Exercise directions:
The full set of entries below needs to be written out exactly.

────────────────────

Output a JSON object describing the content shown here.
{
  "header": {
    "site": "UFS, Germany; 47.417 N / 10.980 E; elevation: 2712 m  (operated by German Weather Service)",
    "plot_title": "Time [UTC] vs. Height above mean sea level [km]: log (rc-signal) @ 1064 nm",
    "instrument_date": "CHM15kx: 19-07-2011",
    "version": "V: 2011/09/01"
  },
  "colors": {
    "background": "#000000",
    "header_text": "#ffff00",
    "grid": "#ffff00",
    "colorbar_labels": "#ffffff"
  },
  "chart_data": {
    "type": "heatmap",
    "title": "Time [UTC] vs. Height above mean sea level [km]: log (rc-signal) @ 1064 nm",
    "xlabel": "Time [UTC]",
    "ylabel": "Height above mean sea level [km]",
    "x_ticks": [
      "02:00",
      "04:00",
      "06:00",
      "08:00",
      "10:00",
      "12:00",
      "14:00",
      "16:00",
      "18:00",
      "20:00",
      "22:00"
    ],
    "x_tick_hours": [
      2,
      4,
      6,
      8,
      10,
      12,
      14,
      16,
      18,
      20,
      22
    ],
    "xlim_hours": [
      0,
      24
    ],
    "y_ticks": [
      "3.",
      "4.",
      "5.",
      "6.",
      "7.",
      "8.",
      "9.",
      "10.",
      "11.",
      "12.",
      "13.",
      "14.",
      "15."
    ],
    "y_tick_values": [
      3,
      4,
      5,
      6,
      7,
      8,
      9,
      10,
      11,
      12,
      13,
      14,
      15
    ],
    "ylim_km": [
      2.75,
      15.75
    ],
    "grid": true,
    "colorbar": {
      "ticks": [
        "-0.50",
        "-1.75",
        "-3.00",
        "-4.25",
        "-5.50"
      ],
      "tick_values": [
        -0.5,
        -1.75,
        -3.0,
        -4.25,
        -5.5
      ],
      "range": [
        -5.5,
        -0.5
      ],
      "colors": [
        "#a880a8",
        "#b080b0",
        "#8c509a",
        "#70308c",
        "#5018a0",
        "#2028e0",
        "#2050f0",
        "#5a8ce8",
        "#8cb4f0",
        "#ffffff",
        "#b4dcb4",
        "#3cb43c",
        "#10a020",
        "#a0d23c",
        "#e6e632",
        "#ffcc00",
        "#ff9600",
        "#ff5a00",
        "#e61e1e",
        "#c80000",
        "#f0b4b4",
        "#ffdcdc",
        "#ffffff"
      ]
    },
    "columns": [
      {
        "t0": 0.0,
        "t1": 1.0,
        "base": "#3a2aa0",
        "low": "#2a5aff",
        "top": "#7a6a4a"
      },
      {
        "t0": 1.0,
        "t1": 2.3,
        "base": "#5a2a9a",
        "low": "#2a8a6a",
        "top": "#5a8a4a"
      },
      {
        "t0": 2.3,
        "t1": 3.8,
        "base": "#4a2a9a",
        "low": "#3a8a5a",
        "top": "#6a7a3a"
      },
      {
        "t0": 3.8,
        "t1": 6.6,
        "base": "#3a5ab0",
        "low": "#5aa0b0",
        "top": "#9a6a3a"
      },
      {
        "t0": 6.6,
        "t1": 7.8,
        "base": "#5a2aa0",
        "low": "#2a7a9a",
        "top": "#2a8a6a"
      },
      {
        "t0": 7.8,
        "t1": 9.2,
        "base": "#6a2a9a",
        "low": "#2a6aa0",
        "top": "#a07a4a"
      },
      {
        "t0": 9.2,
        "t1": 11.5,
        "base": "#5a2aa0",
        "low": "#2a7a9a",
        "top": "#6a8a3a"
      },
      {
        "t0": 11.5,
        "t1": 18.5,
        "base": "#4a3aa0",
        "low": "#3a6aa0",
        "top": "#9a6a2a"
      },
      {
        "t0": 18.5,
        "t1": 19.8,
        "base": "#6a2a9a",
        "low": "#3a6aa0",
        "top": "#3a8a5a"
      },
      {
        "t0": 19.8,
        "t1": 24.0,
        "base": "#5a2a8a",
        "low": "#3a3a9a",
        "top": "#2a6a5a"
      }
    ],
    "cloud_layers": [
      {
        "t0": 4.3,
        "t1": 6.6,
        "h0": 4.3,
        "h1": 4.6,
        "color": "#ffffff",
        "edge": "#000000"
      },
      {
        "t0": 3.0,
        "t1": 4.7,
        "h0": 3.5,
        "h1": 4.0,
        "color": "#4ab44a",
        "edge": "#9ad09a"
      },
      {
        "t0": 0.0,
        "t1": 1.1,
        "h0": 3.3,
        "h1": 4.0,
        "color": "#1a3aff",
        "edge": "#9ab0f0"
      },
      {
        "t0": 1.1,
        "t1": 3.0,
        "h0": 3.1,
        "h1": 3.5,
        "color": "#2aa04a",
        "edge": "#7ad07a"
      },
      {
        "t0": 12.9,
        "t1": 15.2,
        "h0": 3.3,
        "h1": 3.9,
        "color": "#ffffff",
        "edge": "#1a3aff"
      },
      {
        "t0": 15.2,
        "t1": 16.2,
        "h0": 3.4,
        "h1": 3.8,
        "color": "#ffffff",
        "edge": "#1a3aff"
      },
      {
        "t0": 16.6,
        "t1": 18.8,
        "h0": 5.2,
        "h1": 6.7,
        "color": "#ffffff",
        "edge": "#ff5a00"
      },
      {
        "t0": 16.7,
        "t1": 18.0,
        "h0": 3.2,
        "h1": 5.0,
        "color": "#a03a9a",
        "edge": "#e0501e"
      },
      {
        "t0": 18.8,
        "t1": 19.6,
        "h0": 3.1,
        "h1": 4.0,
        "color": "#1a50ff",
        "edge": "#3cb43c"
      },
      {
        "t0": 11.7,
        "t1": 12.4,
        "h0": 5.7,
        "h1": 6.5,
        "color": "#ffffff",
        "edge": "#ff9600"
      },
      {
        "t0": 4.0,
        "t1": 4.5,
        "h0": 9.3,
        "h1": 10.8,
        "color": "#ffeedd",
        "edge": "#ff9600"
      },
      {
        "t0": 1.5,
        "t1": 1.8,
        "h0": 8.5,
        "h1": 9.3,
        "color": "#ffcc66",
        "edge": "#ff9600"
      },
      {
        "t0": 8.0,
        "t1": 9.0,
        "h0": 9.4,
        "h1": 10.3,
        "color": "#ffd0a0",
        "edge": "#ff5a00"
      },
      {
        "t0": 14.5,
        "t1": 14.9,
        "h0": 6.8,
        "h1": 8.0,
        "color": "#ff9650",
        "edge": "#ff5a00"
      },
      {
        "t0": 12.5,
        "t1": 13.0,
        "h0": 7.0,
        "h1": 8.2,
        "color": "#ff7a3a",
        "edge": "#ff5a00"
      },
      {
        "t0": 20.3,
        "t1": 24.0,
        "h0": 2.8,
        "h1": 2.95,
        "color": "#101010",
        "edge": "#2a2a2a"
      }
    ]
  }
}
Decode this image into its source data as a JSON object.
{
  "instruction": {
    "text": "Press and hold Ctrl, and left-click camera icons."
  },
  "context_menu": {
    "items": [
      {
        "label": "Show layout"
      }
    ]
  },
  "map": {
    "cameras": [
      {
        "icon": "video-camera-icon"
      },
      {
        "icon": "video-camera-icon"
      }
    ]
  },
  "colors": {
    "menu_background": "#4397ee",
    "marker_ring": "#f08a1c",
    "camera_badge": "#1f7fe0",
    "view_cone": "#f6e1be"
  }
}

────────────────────

Exercise output:
Output a JSON object describing the content shown here.
{
  "header": {
    "site": "UFS, Germany; 47.417 N / 10.980 E; elevation: 2712 m  (operated by German Weather Service)",
    "plot_title": "Time [UTC] vs. Height above mean sea level [km]: log (rc-signal) @ 1064 nm",
    "instrument_date": "CHM15kx: 19-07-2011",
    "version": "V: 2011/09/01"
  },
  "colors": {
    "background": "#000000",
    "header_text": "#ffff00",
    "grid": "#ffff00",
    "colorbar_labels": "#ffffff"
  },
  "chart_data": {
    "type": "heatmap",
    "title": "Time [UTC] vs. Height above mean sea level [km]: log (rc-signal) @ 1064 nm",
    "xlabel": "Time [UTC]",
    "ylabel": "Height above mean sea level [km]",
    "x_ticks": [
      "02:00",
      "04:00",
      "06:00",
      "08:00",
      "10:00",
      "12:00",
      "14:00",
      "16:00",
      "18:00",
      "20:00",
      "22:00"
    ],
    "x_tick_hours": [
      2,
      4,
      6,
      8,
      10,
      12,
      14,
      16,
      18,
      20,
      22
    ],
    "xlim_hours": [
      0,
      24
    ],
    "y_ticks": [
      "3.",
      "4.",
      "5.",
      "6.",
      "7.",
      "8.",
      "9.",
      "10.",
      "11.",
      "12.",
      "13.",
      "14.",
      "15."
    ],
    "y_tick_values": [
      3,
      4,
      5,
      6,
      7,
      8,
      9,
      10,
      11,
      12,
      13,
      14,
      15
    ],
    "ylim_km": [
      2.75,
      15.75
    ],
    "grid": true,
    "colorbar": {
      "ticks": [
        "-0.50",
        "-1.75",
        "-3.00",
        "-4.25",
        "-5.50"
      ],
      "tick_values": [
        -0.5,
        -1.75,
        -3.0,
        -4.25,
        -5.5
      ],
      "range": [
        -5.5,
        -0.5
      ],
      "colors": [
        "#a880a8",
        "#b080b0",
        "#8c509a",
        "#70308c",
        "#5018a0",
        "#2028e0",
        "#2050f0",
        "#5a8ce8",
        "#8cb4f0",
        "#ffffff",
        "#b4dcb4",
        "#3cb43c",
        "#10a020",
        "#a0d23c",
        "#e6e632",
        "#ffcc00",
        "#ff9600",
        "#ff5a00",
        "#e61e1e",
        "#c80000",
        "#f0b4b4",
        "#ffdcdc",
        "#ffffff"
      ]
    },
    "columns": [
      {
        "t0": 0.0,
        "t1": 1.0,
        "base": "#3a2aa0",
        "low": "#2a5aff",
        "top": "#7a6a4a"
      },
      {
        "t0": 1.0,
        "t1": 2.3,
        "base": "#5a2a9a",
        "low": "#2a8a6a",
        "top": "#5a8a4a"
      },
      {
        "t0": 2.3,
        "t1": 3.8,
        "base": "#4a2a9a",
        "low": "#3a8a5a",
        "top": "#6a7a3a"
      },
      {
        "t0": 3.8,
        "t1": 6.6,
        "base": "#3a5ab0",
        "low": "#5aa0b0",
        "top": "#9a6a3a"
      },
      {
        "t0": 6.6,
        "t1": 7.8,
        "base": "#5a2aa0",
        "low": "#2a7a9a",
        "top": "#2a8a6a"
      },
      {
        "t0": 7.8,
        "t1": 9.2,
        "base": "#6a2a9a",
        "low": "#2a6aa0",
        "top": "#a07a4a"
      },
      {
        "t0": 9.2,
        "t1": 11.5,
        "base": "#5a2aa0",
        "low": "#2a7a9a",
        "top": "#6a8a3a"
      },
      {
        "t0": 11.5,
        "t1": 18.5,
        "base": "#4a3aa0",
        "low": "#3a6aa0",
        "top": "#9a6a2a"
      },
      {
        "t0": 18.5,
        "t1": 19.8,
        "base": "#6a2a9a",
        "low": "#3a6aa0",
        "top": "#3a8a5a"
      },
      {
        "t0": 19.8,
        "t1": 24.0,
        "base": "#5a2a8a",
        "low": "#3a3a9a",
        "top": "#2a6a5a"
      }
    ],
    "cloud_layers": [
      {
        "t0": 4.3,
        "t1": 6.6,
        "h0": 4.3,
        "h1": 4.6,
        "color": "#ffffff",
        "edge": "#000000"
      },
      {
        "t0": 3.0,
        "t1": 4.7,
        "h0": 3.5,
        "h1": 4.0,
        "color": "#4ab44a",
        "edge": "#9ad09a"
      },
      {
        "t0": 0.0,
        "t1": 1.1,
        "h0": 3.3,
        "h1": 4.0,
        "color": "#1a3aff",
        "edge": "#9ab0f0"
      },
      {
        "t0": 1.1,
        "t1": 3.0,
        "h0": 3.1,
        "h1": 3.5,
        "color": "#2aa04a",
        "edge": "#7ad07a"
      },
      {
        "t0": 12.9,
        "t1": 15.2,
        "h0": 3.3,
        "h1": 3.9,
        "color": "#ffffff",
        "edge": "#1a3aff"
      },
      {
        "t0": 15.2,
        "t1": 16.2,
        "h0": 3.4,
        "h1": 3.8,
        "color": "#ffffff",
        "edge": "#1a3aff"
      },
      {
        "t0": 16.6,
        "t1": 18.8,
        "h0": 5.2,
        "h1": 6.7,
        "color": "#ffffff",
        "edge": "#ff5a00"
      },
      {
        "t0": 16.7,
        "t1": 18.0,
        "h0": 3.2,
        "h1": 5.0,
        "color": "#a03a9a",
        "edge": "#e0501e"
      },
      {
        "t0": 18.8,
        "t1": 19.6,
        "h0": 3.1,
        "h1": 4.0,
        "color": "#1a50ff",
        "edge": "#3cb43c"
      },
      {
        "t0": 11.7,
        "t1": 12.4,
        "h0": 5.7,
        "h1": 6.5,
        "color": "#ffffff",
        "edge": "#ff9600"
      },
      {
        "t0": 4.0,
        "t1": 4.5,
        "h0": 9.3,
        "h1": 10.8,
        "color": "#ffeedd",
        "edge": "#ff9600"
      },
      {
        "t0": 1.5,
        "t1": 1.8,
        "h0": 8.5,
        "h1": 9.3,
        "color": "#ffcc66",
        "edge": "#ff9600"
      },
      {
        "t0": 8.0,
        "t1": 9.0,
        "h0": 9.4,
        "h1": 10.3,
        "color": "#ffd0a0",
        "edge": "#ff5a00"
      },
      {
        "t0": 14.5,
        "t1": 14.9,
        "h0": 6.8,
        "h1": 8.0,
        "color": "#ff9650",
        "edge": "#ff5a00"
      },
      {
        "t0": 12.5,
        "t1": 13.0,
        "h0": 7.0,
        "h1": 8.2,
        "color": "#ff7a3a",
        "edge": "#ff5a00"
      },
      {
        "t0": 20.3,
        "t1": 24.0,
        "h0": 2.8,
        "h1": 2.95,
        "color": "#101010",
        "edge": "#2a2a2a"
      }
    ]
  }
}
Decode this image into its source data as a JSON object.
{
  "instruction": {
    "text": "Press and hold Ctrl, and left-click camera icons."
  },
  "context_menu": {
    "items": [
      {
        "label": "Show layout"
      }
    ]
  },
  "map": {
    "cameras": [
      {
        "icon": "video-camera-icon"
      },
      {
        "icon": "video-camera-icon"
      }
    ]
  },
  "colors": {
    "menu_background": "#4397ee",
    "marker_ring": "#f08a1c",
    "camera_badge": "#1f7fe0",
    "view_cone": "#f6e1be"
  }
}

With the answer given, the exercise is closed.